INSTRUCTIONS FOR THE TASK: Here are some records; return them all exactly.

[Stored entries]
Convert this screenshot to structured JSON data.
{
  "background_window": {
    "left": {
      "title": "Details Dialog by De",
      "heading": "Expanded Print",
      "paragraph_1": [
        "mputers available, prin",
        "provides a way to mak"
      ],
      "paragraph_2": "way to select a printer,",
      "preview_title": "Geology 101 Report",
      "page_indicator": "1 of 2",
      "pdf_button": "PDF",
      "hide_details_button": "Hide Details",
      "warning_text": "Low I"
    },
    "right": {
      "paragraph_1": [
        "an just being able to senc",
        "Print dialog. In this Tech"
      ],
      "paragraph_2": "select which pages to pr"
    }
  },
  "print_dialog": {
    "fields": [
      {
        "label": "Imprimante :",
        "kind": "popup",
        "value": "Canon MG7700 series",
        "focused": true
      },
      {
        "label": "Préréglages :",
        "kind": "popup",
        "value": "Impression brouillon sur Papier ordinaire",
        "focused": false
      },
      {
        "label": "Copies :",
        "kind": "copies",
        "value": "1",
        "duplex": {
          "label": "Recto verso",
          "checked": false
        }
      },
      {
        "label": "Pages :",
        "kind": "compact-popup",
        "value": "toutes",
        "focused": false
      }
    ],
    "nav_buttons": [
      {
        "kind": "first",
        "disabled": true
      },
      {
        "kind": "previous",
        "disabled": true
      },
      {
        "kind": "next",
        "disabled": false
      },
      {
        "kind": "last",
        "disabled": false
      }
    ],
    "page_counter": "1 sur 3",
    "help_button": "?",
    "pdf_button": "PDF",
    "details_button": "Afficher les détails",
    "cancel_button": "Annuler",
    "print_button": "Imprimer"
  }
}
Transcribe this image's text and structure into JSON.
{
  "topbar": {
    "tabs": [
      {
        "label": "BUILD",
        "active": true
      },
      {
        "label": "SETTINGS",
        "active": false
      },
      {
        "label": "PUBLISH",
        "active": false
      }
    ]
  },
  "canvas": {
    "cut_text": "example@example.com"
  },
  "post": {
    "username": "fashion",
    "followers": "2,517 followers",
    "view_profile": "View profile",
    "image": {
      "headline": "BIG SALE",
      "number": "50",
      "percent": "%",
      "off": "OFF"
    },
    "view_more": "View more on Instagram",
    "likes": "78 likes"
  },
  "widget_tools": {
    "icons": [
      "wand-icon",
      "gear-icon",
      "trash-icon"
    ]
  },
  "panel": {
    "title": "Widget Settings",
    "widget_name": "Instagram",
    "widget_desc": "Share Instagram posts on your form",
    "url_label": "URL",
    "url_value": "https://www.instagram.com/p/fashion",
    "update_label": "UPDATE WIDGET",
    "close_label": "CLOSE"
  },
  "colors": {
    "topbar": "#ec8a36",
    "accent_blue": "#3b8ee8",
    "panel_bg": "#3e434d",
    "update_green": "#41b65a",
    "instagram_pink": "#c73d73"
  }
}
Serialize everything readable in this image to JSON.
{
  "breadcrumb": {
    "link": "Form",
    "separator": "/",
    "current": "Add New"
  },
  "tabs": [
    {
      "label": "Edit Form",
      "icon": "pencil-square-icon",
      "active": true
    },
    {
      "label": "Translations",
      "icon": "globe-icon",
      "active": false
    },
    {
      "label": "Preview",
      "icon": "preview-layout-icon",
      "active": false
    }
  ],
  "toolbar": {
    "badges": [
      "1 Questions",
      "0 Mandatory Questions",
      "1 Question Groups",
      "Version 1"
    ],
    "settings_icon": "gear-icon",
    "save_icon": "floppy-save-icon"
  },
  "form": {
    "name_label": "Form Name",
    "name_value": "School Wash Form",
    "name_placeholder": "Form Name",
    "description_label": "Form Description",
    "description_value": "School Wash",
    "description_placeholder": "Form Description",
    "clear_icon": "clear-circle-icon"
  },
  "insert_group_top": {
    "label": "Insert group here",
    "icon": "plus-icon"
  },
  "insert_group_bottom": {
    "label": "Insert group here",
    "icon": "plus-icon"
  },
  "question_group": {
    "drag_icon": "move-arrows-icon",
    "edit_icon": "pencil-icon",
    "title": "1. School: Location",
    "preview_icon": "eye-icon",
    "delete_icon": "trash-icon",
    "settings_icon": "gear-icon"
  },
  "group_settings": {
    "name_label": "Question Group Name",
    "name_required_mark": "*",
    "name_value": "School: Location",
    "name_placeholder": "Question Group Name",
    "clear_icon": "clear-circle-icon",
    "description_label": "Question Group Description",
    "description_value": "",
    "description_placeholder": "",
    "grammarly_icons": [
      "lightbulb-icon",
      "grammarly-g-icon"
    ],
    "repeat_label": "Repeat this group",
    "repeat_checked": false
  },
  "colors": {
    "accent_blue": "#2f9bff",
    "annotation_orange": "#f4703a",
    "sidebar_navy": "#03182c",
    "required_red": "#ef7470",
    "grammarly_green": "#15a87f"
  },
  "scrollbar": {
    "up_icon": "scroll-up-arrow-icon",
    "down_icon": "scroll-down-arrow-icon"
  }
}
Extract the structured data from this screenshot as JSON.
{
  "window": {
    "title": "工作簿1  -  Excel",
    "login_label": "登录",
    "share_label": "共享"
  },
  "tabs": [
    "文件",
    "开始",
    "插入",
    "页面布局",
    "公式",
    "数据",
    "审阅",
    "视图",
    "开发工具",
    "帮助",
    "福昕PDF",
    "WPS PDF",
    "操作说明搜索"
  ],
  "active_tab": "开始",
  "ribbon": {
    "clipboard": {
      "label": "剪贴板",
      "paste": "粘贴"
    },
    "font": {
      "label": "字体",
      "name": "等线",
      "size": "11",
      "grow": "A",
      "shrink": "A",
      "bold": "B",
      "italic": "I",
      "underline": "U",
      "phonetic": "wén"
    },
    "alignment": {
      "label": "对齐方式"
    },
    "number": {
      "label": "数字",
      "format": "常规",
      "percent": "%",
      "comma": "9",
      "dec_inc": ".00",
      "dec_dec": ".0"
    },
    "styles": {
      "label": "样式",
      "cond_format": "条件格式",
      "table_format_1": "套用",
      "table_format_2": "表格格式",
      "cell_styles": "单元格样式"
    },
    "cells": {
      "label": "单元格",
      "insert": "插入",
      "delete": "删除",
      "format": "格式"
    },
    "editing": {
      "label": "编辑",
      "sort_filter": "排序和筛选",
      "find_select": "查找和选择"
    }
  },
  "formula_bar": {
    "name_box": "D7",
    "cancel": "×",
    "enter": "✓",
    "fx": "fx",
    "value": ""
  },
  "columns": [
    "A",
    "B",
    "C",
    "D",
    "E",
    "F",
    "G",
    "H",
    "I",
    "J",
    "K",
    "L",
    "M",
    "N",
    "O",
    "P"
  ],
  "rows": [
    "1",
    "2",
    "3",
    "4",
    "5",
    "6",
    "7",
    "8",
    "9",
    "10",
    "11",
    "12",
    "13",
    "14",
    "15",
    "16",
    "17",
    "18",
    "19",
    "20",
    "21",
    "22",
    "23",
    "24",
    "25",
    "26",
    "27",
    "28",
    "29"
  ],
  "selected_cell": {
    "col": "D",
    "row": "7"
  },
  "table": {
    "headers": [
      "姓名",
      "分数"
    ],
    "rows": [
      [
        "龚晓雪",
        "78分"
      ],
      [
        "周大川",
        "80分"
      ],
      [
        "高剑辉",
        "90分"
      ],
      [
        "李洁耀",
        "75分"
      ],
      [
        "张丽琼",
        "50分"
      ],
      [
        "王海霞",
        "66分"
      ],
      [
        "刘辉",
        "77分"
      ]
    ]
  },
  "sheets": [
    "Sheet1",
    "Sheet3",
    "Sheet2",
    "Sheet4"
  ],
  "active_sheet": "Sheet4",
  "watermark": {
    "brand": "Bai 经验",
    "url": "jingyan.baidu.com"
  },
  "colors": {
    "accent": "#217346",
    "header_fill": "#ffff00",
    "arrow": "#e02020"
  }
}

WRITTEN RESPONSE:
Convert this screenshot to structured JSON data.
{
  "background_window": {
    "left": {
      "title": "Details Dialog by De",
      "heading": "Expanded Print",
      "paragraph_1": [
        "mputers available, prin",
        "provides a way to mak"
      ],
      "paragraph_2": "way to select a printer,",
      "preview_title": "Geology 101 Report",
      "page_indicator": "1 of 2",
      "pdf_button": "PDF",
      "hide_details_button": "Hide Details",
      "warning_text": "Low I"
    },
    "right": {
      "paragraph_1": [
        "an just being able to senc",
        "Print dialog. In this Tech"
      ],
      "paragraph_2": "select which pages to pr"
    }
  },
  "print_dialog": {
    "fields": [
      {
        "label": "Imprimante :",
        "kind": "popup",
        "value": "Canon MG7700 series",
        "focused": true
      },
      {
        "label": "Préréglages :",
        "kind": "popup",
        "value": "Impression brouillon sur Papier ordinaire",
        "focused": false
      },
      {
        "label": "Copies :",
        "kind": "copies",
        "value": "1",
        "duplex": {
          "label": "Recto verso",
          "checked": false
        }
      },
      {
        "label": "Pages :",
        "kind": "compact-popup",
        "value": "toutes",
        "focused": false
      }
    ],
    "nav_buttons": [
      {
        "kind": "first",
        "disabled": true
      },
      {
        "kind": "previous",
        "disabled": true
      },
      {
        "kind": "next",
        "disabled": false
      },
      {
        "kind": "last",
        "disabled": false
      }
    ],
    "page_counter": "1 sur 3",
    "help_button": "?",
    "pdf_button": "PDF",
    "details_button": "Afficher les détails",
    "cancel_button": "Annuler",
    "print_button": "Imprimer"
  }
}
Transcribe this image's text and structure into JSON.
{
  "topbar": {
    "tabs": [
      {
        "label": "BUILD",
        "active": true
      },
      {
        "label": "SETTINGS",
        "active": false
      },
      {
        "label": "PUBLISH",
        "active": false
      }
    ]
  },
  "canvas": {
    "cut_text": "example@example.com"
  },
  "post": {
    "username": "fashion",
    "followers": "2,517 followers",
    "view_profile": "View profile",
    "image": {
      "headline": "BIG SALE",
      "number": "50",
      "percent": "%",
      "off": "OFF"
    },
    "view_more": "View more on Instagram",
    "likes": "78 likes"
  },
  "widget_tools": {
    "icons": [
      "wand-icon",
      "gear-icon",
      "trash-icon"
    ]
  },
  "panel": {
    "title": "Widget Settings",
    "widget_name": "Instagram",
    "widget_desc": "Share Instagram posts on your form",
    "url_label": "URL",
    "url_value": "https://www.instagram.com/p/fashion",
    "update_label": "UPDATE WIDGET",
    "close_label": "CLOSE"
  },
  "colors": {
    "topbar": "#ec8a36",
    "accent_blue": "#3b8ee8",
    "panel_bg": "#3e434d",
    "update_green": "#41b65a",
    "instagram_pink": "#c73d73"
  }
}
Serialize everything readable in this image to JSON.
{
  "breadcrumb": {
    "link": "Form",
    "separator": "/",
    "current": "Add New"
  },
  "tabs": [
    {
      "label": "Edit Form",
      "icon": "pencil-square-icon",
      "active": true
    },
    {
      "label": "Translations",
      "icon": "globe-icon",
      "active": false
    },
    {
      "label": "Preview",
      "icon": "preview-layout-icon",
      "active": false
    }
  ],
  "toolbar": {
    "badges": [
      "1 Questions",
      "0 Mandatory Questions",
      "1 Question Groups",
      "Version 1"
    ],
    "settings_icon": "gear-icon",
    "save_icon": "floppy-save-icon"
  },
  "form": {
    "name_label": "Form Name",
    "name_value": "School Wash Form",
    "name_placeholder": "Form Name",
    "description_label": "Form Description",
    "description_value": "School Wash",
    "description_placeholder": "Form Description",
    "clear_icon": "clear-circle-icon"
  },
  "insert_group_top": {
    "label": "Insert group here",
    "icon": "plus-icon"
  },
  "insert_group_bottom": {
    "label": "Insert group here",
    "icon": "plus-icon"
  },
  "question_group": {
    "drag_icon": "move-arrows-icon",
    "edit_icon": "pencil-icon",
    "title": "1. School: Location",
    "preview_icon": "eye-icon",
    "delete_icon": "trash-icon",
    "settings_icon": "gear-icon"
  },
  "group_settings": {
    "name_label": "Question Group Name",
    "name_required_mark": "*",
    "name_value": "School: Location",
    "name_placeholder": "Question Group Name",
    "clear_icon": "clear-circle-icon",
    "description_label": "Question Group Description",
    "description_value": "",
    "description_placeholder": "",
    "grammarly_icons": [
      "lightbulb-icon",
      "grammarly-g-icon"
    ],
    "repeat_label": "Repeat this group",
    "repeat_checked": false
  },
  "colors": {
    "accent_blue": "#2f9bff",
    "annotation_orange": "#f4703a",
    "sidebar_navy": "#03182c",
    "required_red": "#ef7470",
    "grammarly_green": "#15a87f"
  },
  "scrollbar": {
    "up_icon": "scroll-up-arrow-icon",
    "down_icon": "scroll-down-arrow-icon"
  }
}
Extract the structured data from this screenshot as JSON.
{
  "window": {
    "title": "工作簿1  -  Excel",
    "login_label": "登录",
    "share_label": "共享"
  },
  "tabs": [
    "文件",
    "开始",
    "插入",
    "页面布局",
    "公式",
    "数据",
    "审阅",
    "视图",
    "开发工具",
    "帮助",
    "福昕PDF",
    "WPS PDF",
    "操作说明搜索"
  ],
  "active_tab": "开始",
  "ribbon": {
    "clipboard": {
      "label": "剪贴板",
      "paste": "粘贴"
    },
    "font": {
      "label": "字体",
      "name": "等线",
      "size": "11",
      "grow": "A",
      "shrink": "A",
      "bold": "B",
      "italic": "I",
      "underline": "U",
      "phonetic": "wén"
    },
    "alignment": {
      "label": "对齐方式"
    },
    "number": {
      "label": "数字",
      "format": "常规",
      "percent": "%",
      "comma": "9",
      "dec_inc": ".00",
      "dec_dec": ".0"
    },
    "styles": {
      "label": "样式",
      "cond_format": "条件格式",
      "table_format_1": "套用",
      "table_format_2": "表格格式",
      "cell_styles": "单元格样式"
    },
    "cells": {
      "label": "单元格",
      "insert": "插入",
      "delete": "删除",
      "format": "格式"
    },
    "editing": {
      "label": "编辑",
      "sort_filter": "排序和筛选",
      "find_select": "查找和选择"
    }
  },
  "formula_bar": {
    "name_box": "D7",
    "cancel": "×",
    "enter": "✓",
    "fx": "fx",
    "value": ""
  },
  "columns": [
    "A",
    "B",
    "C",
    "D",
    "E",
    "F",
    "G",
    "H",
    "I",
    "J",
    "K",
    "L",
    "M",
    "N",
    "O",
    "P"
  ],
  "rows": [
    "1",
    "2",
    "3",
    "4",
    "5",
    "6",
    "7",
    "8",
    "9",
    "10",
    "11",
    "12",
    "13",
    "14",
    "15",
    "16",
    "17",
    "18",
    "19",
    "20",
    "21",
    "22",
    "23",
    "24",
    "25",
    "26",
    "27",
    "28",
    "29"
  ],
  "selected_cell": {
    "col": "D",
    "row": "7"
  },
  "table": {
    "headers": [
      "姓名",
      "分数"
    ],
    "rows": [
      [
        "龚晓雪",
        "78分"
      ],
      [
        "周大川",
        "80分"
      ],
      [
        "高剑辉",
        "90分"
      ],
      [
        "李洁耀",
        "75分"
      ],
      [
        "张丽琼",
        "50分"
      ],
      [
        "王海霞",
        "66分"
      ],
      [
        "刘辉",
        "77分"
      ]
    ]
  },
  "sheets": [
    "Sheet1",
    "Sheet3",
    "Sheet2",
    "Sheet4"
  ],
  "active_sheet": "Sheet4",
  "watermark": {
    "brand": "Bai 经验",
    "url": "jingyan.baidu.com"
  },
  "colors": {
    "accent": "#217346",
    "header_fill": "#ffff00",
    "arrow": "#e02020"
  }
}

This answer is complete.